Thursday, May 3
Professor of English, University of Calgary
Co-sponsored by the Visiting Artist Series and WHS
Author of Crystallography, Eunoia and The Xenotext.
Christian Bök is the author of Crystallography (Coach House Press, 1994), nominated for the Gerald Lampert Award for Best Poetic Debut, and Eunoia, a lipogram that uses only one vowel in each chapter, which won the 2002 Griffin Poetry Prize and is the best-selling Canadian poetry book of all time.
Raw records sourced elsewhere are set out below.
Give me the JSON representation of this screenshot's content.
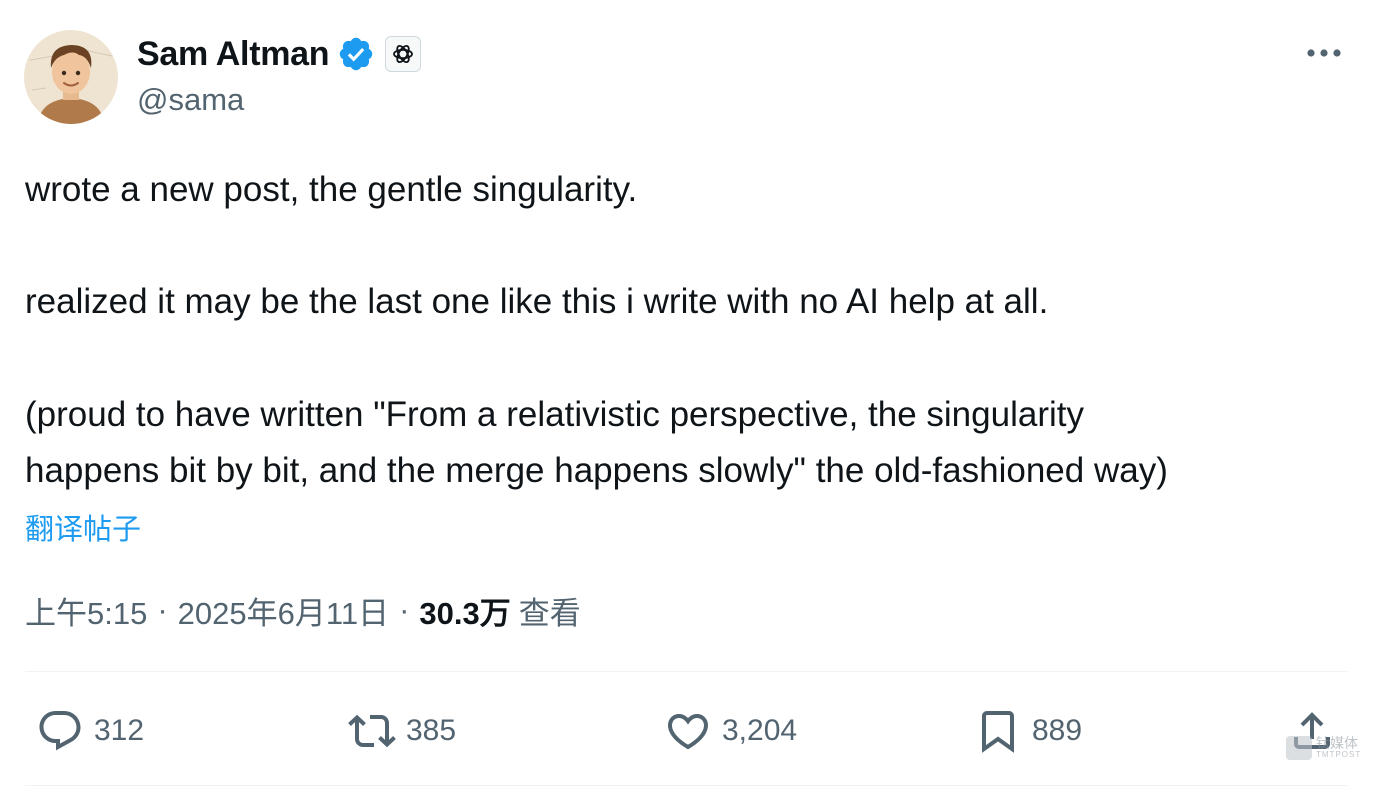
{
  "author": {
    "display_name": "Sam Altman",
    "handle": "@sama",
    "verified_icon": "verified-badge-icon",
    "affiliation_icon": "openai-logo-icon"
  },
  "tweet": {
    "lines": [
      "wrote a new post, the gentle singularity.",
      "realized it may be the last one like this i write with no AI help at all.",
      "(proud to have written \"From a relativistic perspective, the singularity",
      "happens bit by bit, and the merge happens slowly\" the old-fashioned way)"
    ],
    "translate_label": "翻译帖子"
  },
  "meta": {
    "time": "上午5:15",
    "separator": "·",
    "date": "2025年6月11日",
    "views_count": "30.3万",
    "views_label": "查看"
  },
  "actions": {
    "reply_count": "312",
    "repost_count": "385",
    "like_count": "3,204",
    "bookmark_count": "889"
  },
  "watermark": {
    "cn": "钛媒体",
    "en": "TMTPOST"
  },
  "colors": {
    "text": "#0f1419",
    "secondary": "#536471",
    "link": "#1d9bf0",
    "verified": "#1d9bf0"
  }
}
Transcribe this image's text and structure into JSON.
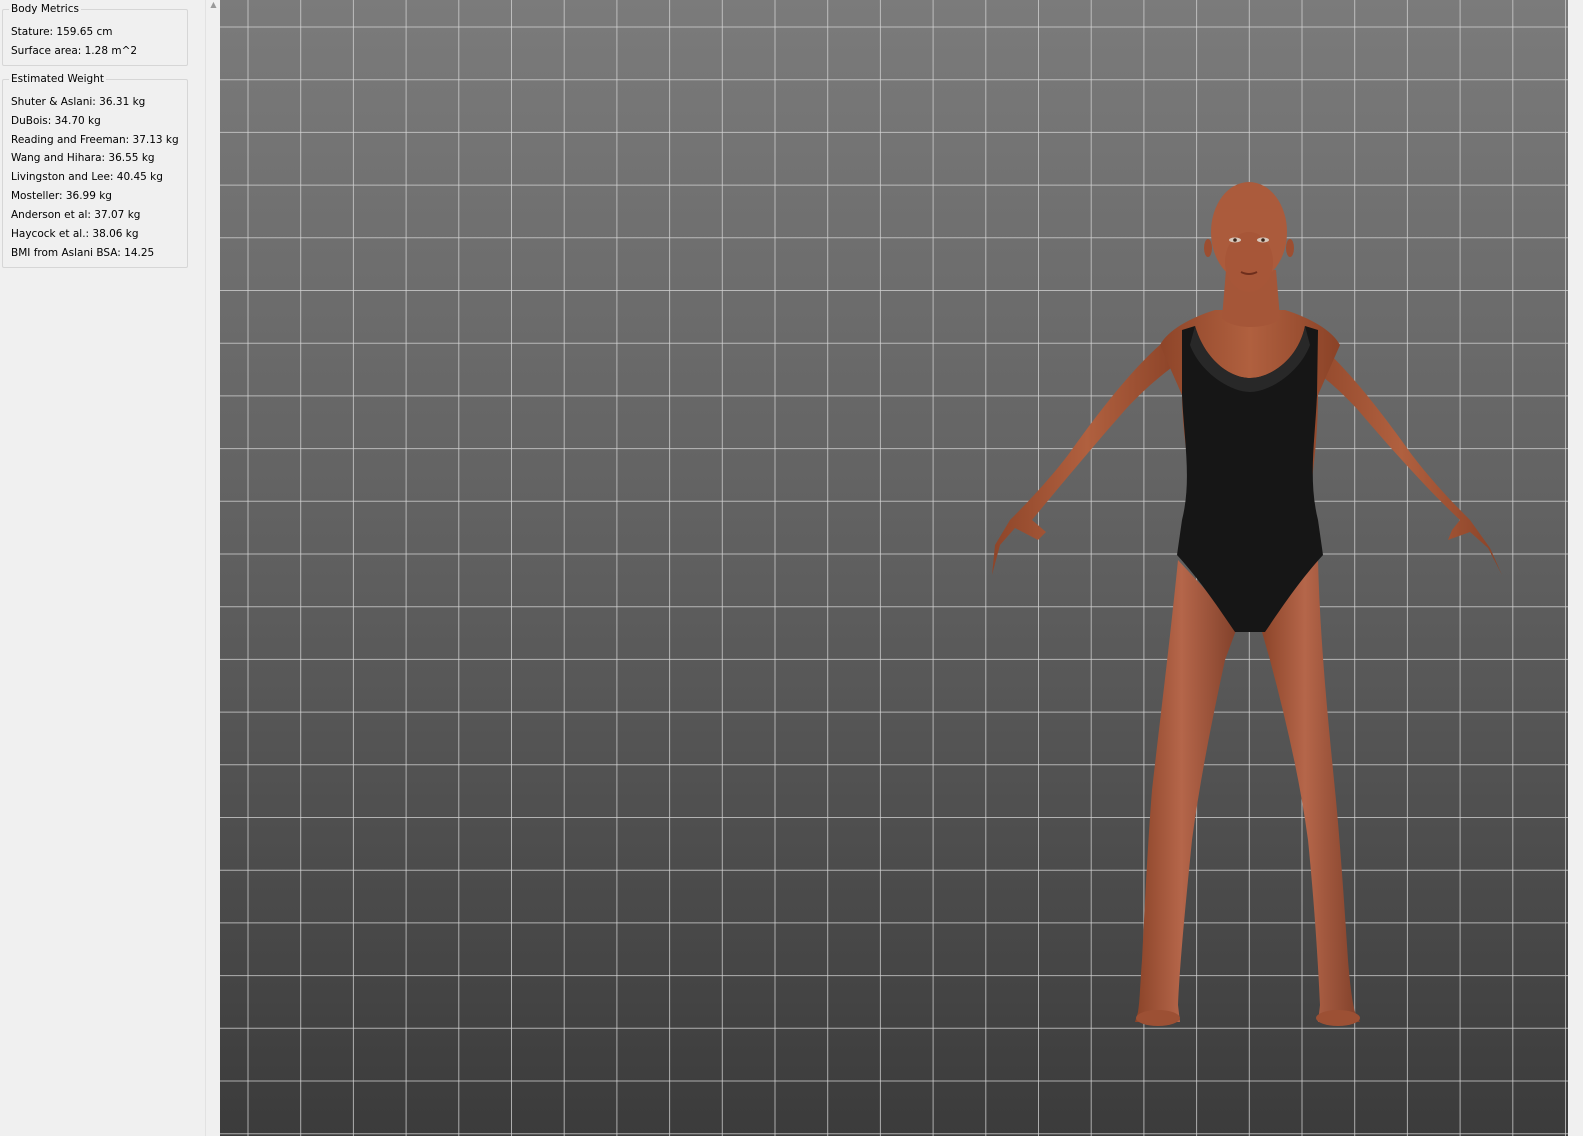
{
  "body_metrics": {
    "title": "Body Metrics",
    "stature": "Stature: 159.65 cm",
    "surface_area": "Surface area: 1.28 m^2"
  },
  "estimated_weight": {
    "title": "Estimated Weight",
    "items": [
      "Shuter & Aslani: 36.31 kg",
      "DuBois: 34.70 kg",
      "Reading and Freeman: 37.13 kg",
      "Wang and Hihara: 36.55 kg",
      "Livingston and Lee: 40.45 kg",
      "Mosteller: 36.99 kg",
      "Anderson et al: 37.07 kg",
      "Haycock et al.: 38.06 kg",
      "BMI from Aslani BSA: 14.25"
    ]
  },
  "scroll_up_icon": "chevron-up-icon",
  "colors": {
    "skin": "#a9583a",
    "swimsuit": "#161616",
    "grid_line": "#d4d4d4",
    "panel_bg": "#f0f0f0"
  }
}
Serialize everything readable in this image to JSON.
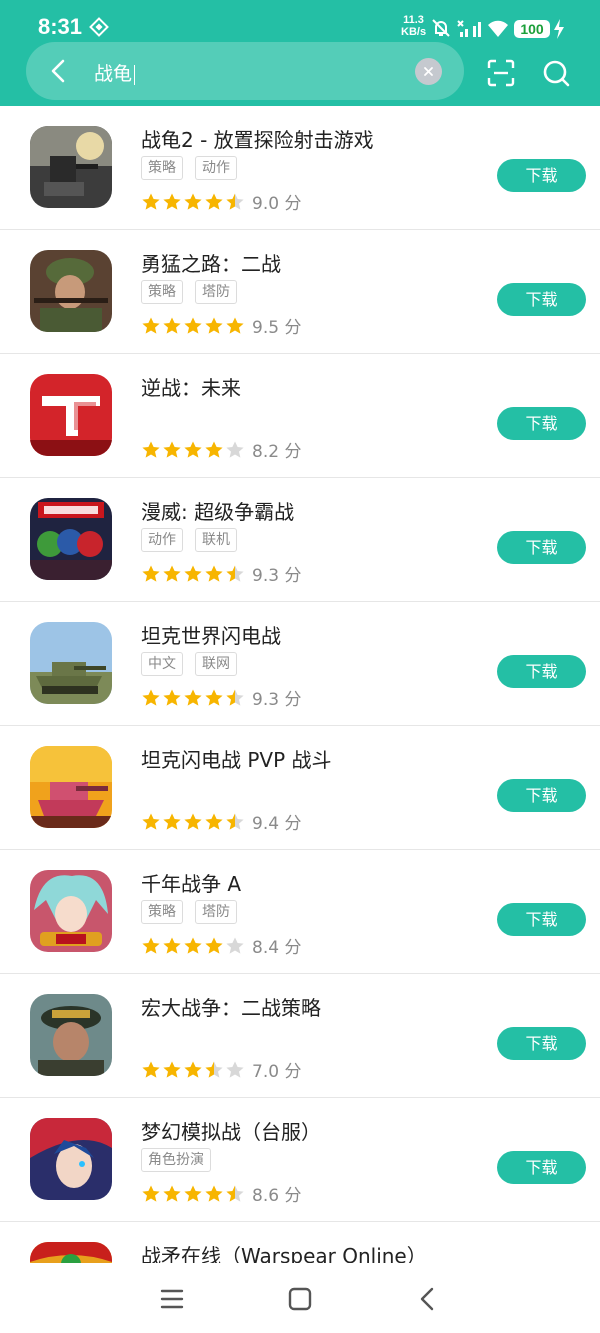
{
  "status_bar": {
    "time": "8:31",
    "net_speed_value": "11.3",
    "net_speed_unit": "KB/s",
    "battery": "100",
    "icons": [
      "app-logo-icon",
      "mute-bell-icon",
      "no-signal-icon",
      "signal-icon",
      "wifi-icon",
      "battery-icon",
      "charging-icon"
    ]
  },
  "search": {
    "query": "战龟",
    "icons": [
      "back-arrow-icon",
      "clear-icon",
      "scan-icon",
      "search-icon"
    ]
  },
  "colors": {
    "accent": "#24bfa5",
    "star": "#f7b500",
    "star_empty": "#d8d8d8",
    "battery_text": "#1b9f39"
  },
  "apps": [
    {
      "name": "战龟2 - 放置探险射击游戏",
      "tags": [
        "策略",
        "动作"
      ],
      "rating": 4.5,
      "score": "9.0 分",
      "button": "下载"
    },
    {
      "name": "勇猛之路：二战",
      "tags": [
        "策略",
        "塔防"
      ],
      "rating": 5,
      "score": "9.5 分",
      "button": "下载"
    },
    {
      "name": "逆战：未来",
      "tags": [],
      "rating": 4,
      "score": "8.2 分",
      "button": "下载"
    },
    {
      "name": "漫威: 超级争霸战",
      "tags": [
        "动作",
        "联机"
      ],
      "rating": 4.5,
      "score": "9.3 分",
      "button": "下载"
    },
    {
      "name": "坦克世界闪电战",
      "tags": [
        "中文",
        "联网"
      ],
      "rating": 4.5,
      "score": "9.3 分",
      "button": "下载"
    },
    {
      "name": "坦克闪电战 PVP 战斗",
      "tags": [],
      "rating": 4.5,
      "score": "9.4 分",
      "button": "下载"
    },
    {
      "name": "千年战争 A",
      "tags": [
        "策略",
        "塔防"
      ],
      "rating": 4,
      "score": "8.4 分",
      "button": "下载"
    },
    {
      "name": "宏大战争：二战策略",
      "tags": [],
      "rating": 3.5,
      "score": "7.0 分",
      "button": "下载"
    },
    {
      "name": "梦幻模拟战（台服）",
      "tags": [
        "角色扮演"
      ],
      "rating": 4.5,
      "score": "8.6 分",
      "button": "下载"
    },
    {
      "name": "战矛在线（Warspear Online）",
      "tags": [],
      "rating": 0,
      "score": "",
      "button": ""
    }
  ],
  "nav_bar": {
    "icons": [
      "menu-icon",
      "home-icon",
      "back-icon"
    ]
  }
}
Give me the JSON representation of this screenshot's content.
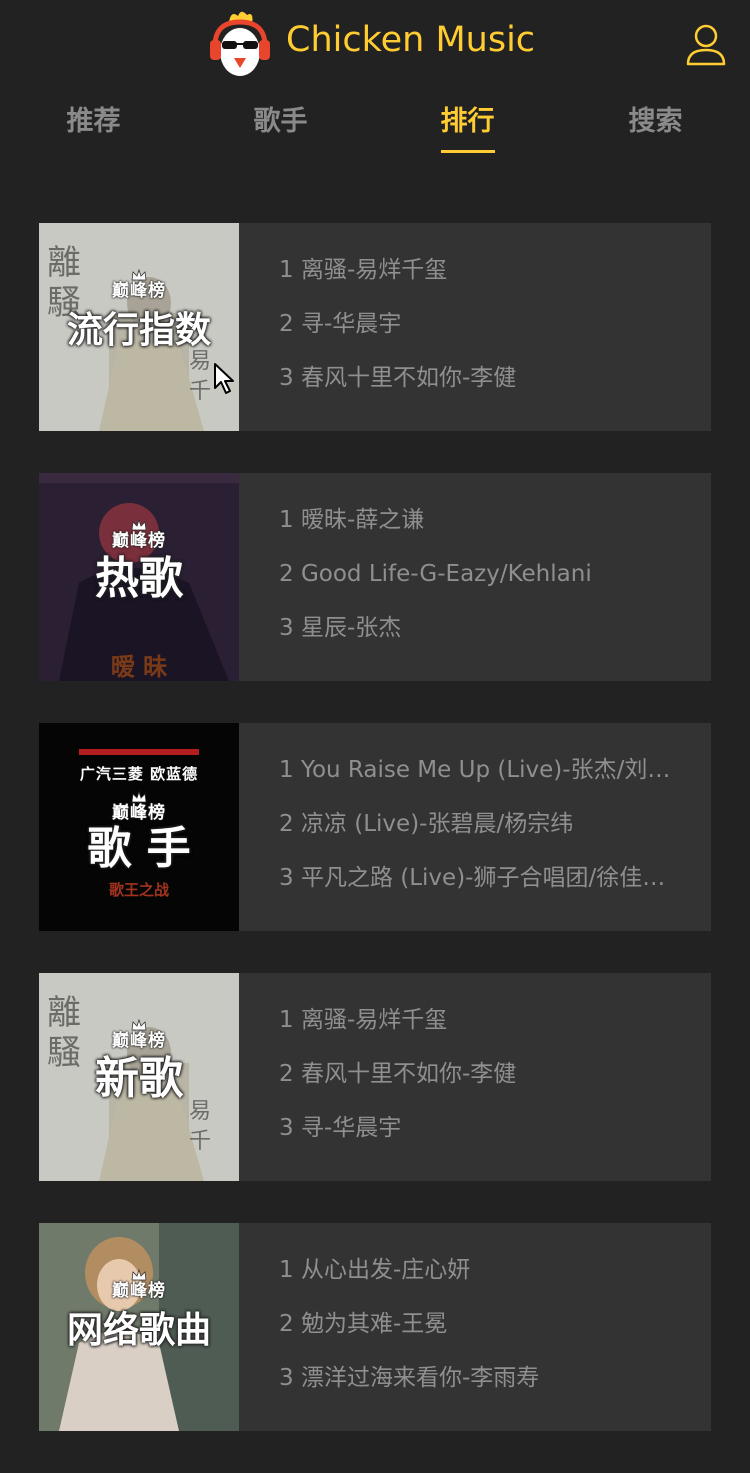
{
  "header": {
    "title": "Chicken Music",
    "accent_color": "#ffcd32",
    "logo_icon": "chicken-logo-icon",
    "user_icon": "user-icon"
  },
  "tabs": [
    {
      "label": "推荐",
      "active": false
    },
    {
      "label": "歌手",
      "active": false
    },
    {
      "label": "排行",
      "active": true
    },
    {
      "label": "搜索",
      "active": false
    }
  ],
  "ranks": [
    {
      "cover_brand": "巅峰榜",
      "cover_title": "流行指数",
      "songs": [
        "1 离骚-易烊千玺",
        "2 寻-华晨宇",
        "3 春风十里不如你-李健"
      ]
    },
    {
      "cover_brand": "巅峰榜",
      "cover_title": "热歌",
      "cover_sub": "暧 昧",
      "songs": [
        "1 暧昧-薛之谦",
        "2 Good Life-G-Eazy/Kehlani",
        "3 星辰-张杰"
      ]
    },
    {
      "cover_brand": "巅峰榜",
      "cover_title": "歌 手",
      "cover_top": "广汽三菱 欧蓝德",
      "cover_sub": "歌王之战",
      "songs": [
        "1 You Raise Me Up (Live)-张杰/刘…",
        "2 凉凉 (Live)-张碧晨/杨宗纬",
        "3 平凡之路 (Live)-狮子合唱团/徐佳…"
      ]
    },
    {
      "cover_brand": "巅峰榜",
      "cover_title": "新歌",
      "songs": [
        "1 离骚-易烊千玺",
        "2 春风十里不如你-李健",
        "3 寻-华晨宇"
      ]
    },
    {
      "cover_brand": "巅峰榜",
      "cover_title": "网络歌曲",
      "songs": [
        "1 从心出发-庄心妍",
        "2 勉为其难-王冕",
        "3 漂洋过海来看你-李雨寿"
      ]
    }
  ]
}
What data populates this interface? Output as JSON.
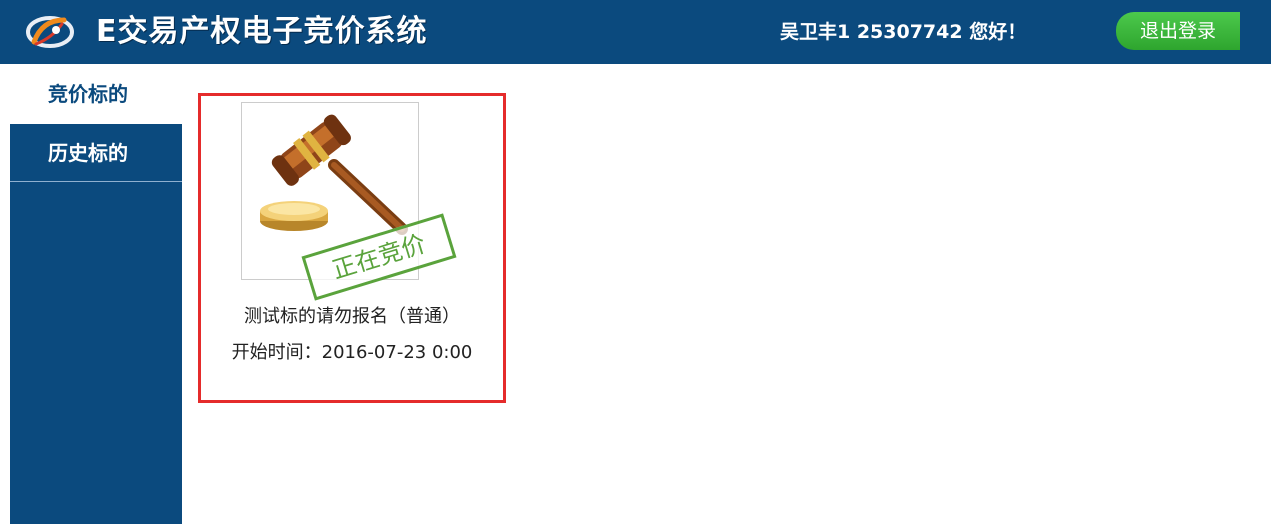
{
  "header": {
    "title": "E交易产权电子竞价系统",
    "greeting": "吴卫丰1 25307742 您好！",
    "logout_label": "退出登录",
    "background_color": "#0b4a7e"
  },
  "sidebar": {
    "items": [
      {
        "label": "竞价标的",
        "active": true
      },
      {
        "label": "历史标的",
        "active": false
      }
    ]
  },
  "listing": {
    "items": [
      {
        "title": "测试标的请勿报名（普通）",
        "start_time": "开始时间：2016-07-23 0:00",
        "status_stamp": "正在竞价",
        "image": "auction-gavel-icon",
        "highlight_color": "#e52b2b"
      }
    ]
  }
}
He is also author of Pataphysics: The Poetics of an Imaginary Science (2001). His latest project, The Xenotext, encodes a poetic text into bacterial DNA that will produce proteins in response—yielding another poetic text. Bök has created artificial languages for Gene Roddenberry’s Earth: Final Conflict and Peter Benchley’s Amazon.
1:00 PM – 7:00 PM
Friday, May 4
Co-sponsored by the Mellon Foundation, SHASS, WHS, the Arts at MIT Visiting Artist Program, and the MIT Communications Forum
An afternoon of discussion with theorists and practitioners from MIT and beyond who are concerned with the shape of books to come.
Christian Bök (University of Calgary)
Katherine Hayles (Duke University)
Bonnie Mak (University of Illinois at Urbana-Champaign)
Rita Raley (UC Santa Barbara)
James Reid-Cunningham (Boston Athenaeum)
Bob Stein (Institute for the Future of the Book)
In the Boston area? Please join us for a talk by
Creator of Wishbringer, Trinity, Loom, and other interactive fiction and graphic adventure titles
and professor of practice, Worcester Polytechnic Institute
“Beyond Zork: Games & Interactive Fiction”
Monday, November 28, 5:30 pm
MIT’s room 6-120
Brian Moriarty built his first computer in the fifth grade. He began publishing games in the early 1980s and in 1984 joined legendary text adventure company Infocom, where he authored three award-winning interactive fiction titles, Wishbringer (1985), Trinity (1986) and Beyond Zork (1987). His first graphic adventure game, Loom, was published in 1990 by Lucasfilm Games to wide critical acclaim.
Sponsored by the Angus N. MacDonald Fund
As always, this Purple Blurb event is free and open to the public.
An exhortation for those creating or researching electronic literature to please submit to Electrifying Literature: Affordances and Constraints, the 2012 Electronic Literature Organization conference. The gathering will take place June 20-23, 2012 in Morgantown, West Virginia. A juried Media Arts Gallery Exhibit will be held from Wednesday, June 13 through Saturday, June 23, 2012 at The Monongalia Arts Center. Registration costs have been kept down to make it easier for writers and artists who don’t have institutional travel support to be part of the event.
The deadline for abstracts & proposals is November 30, by the way.
Normally I only mention events that I’m attending or organizing, but I want to announce this Boston-area event even though I’ll be in Chicago and won’t be able to attend.
It’s called Dangerous Readings, and is sponsored by Eastgate Systems. Check out the page to see how you can participate.
The 2011 Interactive Fiction Competition games! They’re out. Go get ‘em.
At MIT TechTV, there’s a new 5-minute video about me and my work, featuring Ad Verbum, Curveship, Taroko Gorge, the ppg256 series and (as examples of really cool things that have been done with computers and that are worth our attention) some productions by others from the demoscene.
Also see the excellent video covering the work of my colleague Fox Harrell and his Imagination, Computation, and Expression Lab. Harrell describes his projects, reads from one of them, and discusses his concept of “phantasmal media.” That term provides the title for a book he’s completing for the MIT Press.
Here’s another article about my talk today in Passo Fundo. It’s in Brazilian Portuguese, and has a less maniacal photo accompanying it than did the last article I mentioned. The Babelfish provides this translation into English.